Once you’re done with all of the above, you’re ready to actually take the picture that you’ve so carefully composed and focused. To do that you need to close the shutter so that no light gets into the camera and then cock the shutter so that it’s ready to fire when you press the shutter release.
Next you load the film into the camera by placing the film holder in front of the ground glass at the rear of the camera. The ground glass frame is held in place by a spring system so that you can pull it a bit out of the way and slide the film holder in so that in the end the film is in exactly the same plane that the ground glass was. Once it’s situated, you remove the dark slide to expose the film to the inside of the camera.
Now you’re finally ready to go back to the front of the camera and press the shutter release to actually expose the film and take the picture. <insert shutter sound here> Don’t forget to replace the dark slide in the film holder before you remove it from the camera or else you’ll ruin your latent image you worked so hard to produce. Then in a completely dark room, remove your film from the holder and get it processed to see what you’ve made.
Here’s a video of me going through most of this process using Fuji Instant film and a ring light.
After reading this, some people are going to think that it all sounds like a giant pain in the ass and ask ‘Why Bother?’. That’s a good question with no definitive answer. There are certainly a few things which a view camera excel at, like perspective correction and short depth of field, not to mention overall image quality. Some people like the idea of slowing down the photographic process and to be more hands-on. It’s also a way to appreciate how easy we have it with modern cameras that do all of this automagically. To think that WeeGee was shooting crime scenes on the street at night with a Speed Graphic that works essentially this same way and you’ll gain a new appreciation for his work. Or remember that Ansel would carry one of these to the top of an otherwise inaccessible location in Yosemite to sit and wait for the weather to be just right.
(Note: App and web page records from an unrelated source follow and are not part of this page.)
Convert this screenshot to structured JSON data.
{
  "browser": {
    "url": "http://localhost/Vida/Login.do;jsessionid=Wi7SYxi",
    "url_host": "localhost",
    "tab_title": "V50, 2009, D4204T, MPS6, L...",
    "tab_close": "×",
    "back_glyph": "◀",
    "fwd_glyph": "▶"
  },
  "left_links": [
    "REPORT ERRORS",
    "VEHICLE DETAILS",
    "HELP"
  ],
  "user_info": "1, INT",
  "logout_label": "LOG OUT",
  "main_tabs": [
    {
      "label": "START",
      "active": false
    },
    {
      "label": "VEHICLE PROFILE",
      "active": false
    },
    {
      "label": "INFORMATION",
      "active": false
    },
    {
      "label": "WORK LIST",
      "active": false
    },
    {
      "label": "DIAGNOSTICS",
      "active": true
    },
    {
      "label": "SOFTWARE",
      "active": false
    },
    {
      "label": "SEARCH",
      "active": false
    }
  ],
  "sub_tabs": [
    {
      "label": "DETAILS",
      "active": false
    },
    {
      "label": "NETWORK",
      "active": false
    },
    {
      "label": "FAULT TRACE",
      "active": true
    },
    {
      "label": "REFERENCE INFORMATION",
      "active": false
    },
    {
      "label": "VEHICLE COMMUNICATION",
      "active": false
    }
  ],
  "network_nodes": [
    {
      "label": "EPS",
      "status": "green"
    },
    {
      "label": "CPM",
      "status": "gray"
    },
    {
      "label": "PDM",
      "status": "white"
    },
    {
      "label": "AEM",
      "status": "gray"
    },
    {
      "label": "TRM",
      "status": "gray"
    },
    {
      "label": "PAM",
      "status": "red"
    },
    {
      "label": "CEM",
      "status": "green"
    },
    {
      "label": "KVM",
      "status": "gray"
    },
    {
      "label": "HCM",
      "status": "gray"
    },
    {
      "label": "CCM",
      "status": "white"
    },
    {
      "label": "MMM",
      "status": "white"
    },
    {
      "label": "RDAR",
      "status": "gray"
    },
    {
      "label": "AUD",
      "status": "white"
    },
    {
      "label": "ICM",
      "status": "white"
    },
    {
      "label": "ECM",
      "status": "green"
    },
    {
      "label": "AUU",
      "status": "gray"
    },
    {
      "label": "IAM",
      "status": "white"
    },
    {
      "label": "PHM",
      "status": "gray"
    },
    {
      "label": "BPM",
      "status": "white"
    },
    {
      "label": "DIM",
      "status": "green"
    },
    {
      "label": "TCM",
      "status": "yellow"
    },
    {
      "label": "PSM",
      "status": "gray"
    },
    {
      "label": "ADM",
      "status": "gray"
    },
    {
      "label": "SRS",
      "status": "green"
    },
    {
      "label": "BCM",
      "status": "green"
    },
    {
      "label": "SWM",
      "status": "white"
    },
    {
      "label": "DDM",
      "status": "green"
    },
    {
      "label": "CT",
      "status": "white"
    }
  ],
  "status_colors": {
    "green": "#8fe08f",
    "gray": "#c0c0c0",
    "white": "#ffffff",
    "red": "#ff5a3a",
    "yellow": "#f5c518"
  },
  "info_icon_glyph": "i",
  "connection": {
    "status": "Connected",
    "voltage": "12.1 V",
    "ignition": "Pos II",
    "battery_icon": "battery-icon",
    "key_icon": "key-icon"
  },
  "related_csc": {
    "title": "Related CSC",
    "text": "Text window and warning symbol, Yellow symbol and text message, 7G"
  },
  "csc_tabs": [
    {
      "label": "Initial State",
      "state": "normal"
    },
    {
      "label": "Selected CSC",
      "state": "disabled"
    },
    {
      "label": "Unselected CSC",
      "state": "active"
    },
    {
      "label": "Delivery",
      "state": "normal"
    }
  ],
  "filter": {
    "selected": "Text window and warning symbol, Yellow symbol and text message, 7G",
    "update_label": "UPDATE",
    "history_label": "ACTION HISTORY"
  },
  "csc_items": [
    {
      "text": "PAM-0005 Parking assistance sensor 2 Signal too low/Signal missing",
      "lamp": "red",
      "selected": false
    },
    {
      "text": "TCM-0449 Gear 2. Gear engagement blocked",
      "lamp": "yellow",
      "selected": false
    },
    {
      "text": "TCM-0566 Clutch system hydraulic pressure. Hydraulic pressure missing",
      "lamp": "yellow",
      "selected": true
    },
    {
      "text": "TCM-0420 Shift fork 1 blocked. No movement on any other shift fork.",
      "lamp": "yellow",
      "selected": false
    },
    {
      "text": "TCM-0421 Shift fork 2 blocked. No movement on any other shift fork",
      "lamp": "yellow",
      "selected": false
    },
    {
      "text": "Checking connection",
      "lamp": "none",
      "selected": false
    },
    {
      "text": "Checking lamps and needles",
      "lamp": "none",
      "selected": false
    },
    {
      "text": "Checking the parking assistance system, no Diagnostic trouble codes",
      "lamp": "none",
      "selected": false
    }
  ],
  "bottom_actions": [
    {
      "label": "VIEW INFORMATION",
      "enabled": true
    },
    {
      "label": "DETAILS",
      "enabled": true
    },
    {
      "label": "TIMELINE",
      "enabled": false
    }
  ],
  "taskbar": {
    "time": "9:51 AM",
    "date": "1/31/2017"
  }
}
It’s a very very different way of taking pictures than just pulling out your iPhone and pressing the red button.
Personally I like doing it to keep a little spice in my photographic life. Different cameras make you see things differently and cause your subject to react toward you differently. In this day and age of instantaneous feedback, sometimes it’s nice not to know what you’re going to get back from the lab in a day or two.
Any way you slice it, it’s an experience, and one what I think every photographer should have at least once. So if you know someone who will let you borrow theirs for a day or two, it’s a worthwhile expense to mess around and have some fun with.